A lottery is a method of selecting an individual or group by chance. It can be used to select participants in a game, fill a vacancy among equally competing applicants for a job or place, award prizes such as cars and houses, or even assign places on a space shuttle. Typically, to participate in a lottery, an individual must purchase a ticket and the winnings are determined by chance. The process is often used to avoid making decisions based on bias or prejudice. In addition, the entertainment value or other non-monetary benefits of a lottery may outweigh the disutility of a monetary loss.
Despite the low odds of winning in a lottery, many people still choose to buy tickets. There are various strategies that can be used to improve a person’s chances of winning, including purchasing more tickets and selecting random numbers. However, the best way to improve your chances of winning is to follow a mathematical foundation. You can use math to decide what numbers to pick, which will increase your chances of winning.

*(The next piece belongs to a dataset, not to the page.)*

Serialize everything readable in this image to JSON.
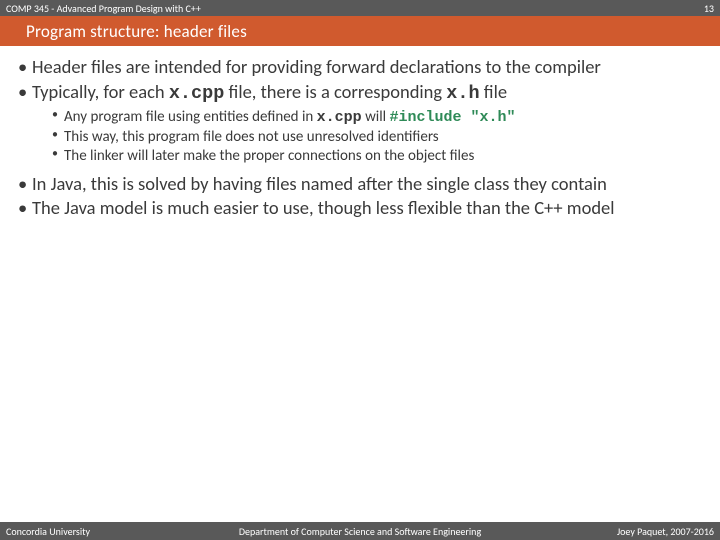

Lottery is a common activity worldwide, and there are many different types of lotteries. Some are national, while others are regional or local. Most of these lotteries feature a small prize, such as cash or goods. A few also offer educational scholarships, which are especially popular in the US.
In the earliest days of lotteries, the prizes were generally merchandise, but modern lotteries tend to feature services instead of items. For example, some lotteries offer free passes to theme parks or sports events, while others give away vacation homes and cruises. Some lotteries also offer charitable contributions, which are a good way to support the community.
The term lottery is derived from Middle Dutch loterie, itself a loanword from French, and it means “action of drawing lots.” In the 1740s, Madame de Pompadour’s Lotteries Royale de France raised money to buy the Champ de Mars in Paris and build the military academy that would later be attended by Napoleon Bonaparte. In the United States, lotteries have been used to finance private and public ventures, including roads, libraries, churches, canals, and bridges.
If you want to increase your odds of winning the lottery, try playing a smaller game with fewer players. This will help to reduce the number of combinations, which will increase your chances of selecting a winning combination. Additionally, you should avoid playing numbers that are close together or have sentimental meaning to other players.
Richard Lustig, a lottery expert and author of How to Win the Lottery, recommends playing games that only have a few number options. This will lower the number of possible combinations and make it easier to identify a winner. He also suggests avoiding numbers that end in the same digit, as this can significantly decrease your odds of winning.
Regardless of whether you win the lottery or not, it’s important to know how to manage your finances. It’s easy for people to lose their wealth after winning a big prize. This is why it’s crucial to have an emergency fund and pay off debt before spending money on lottery tickets.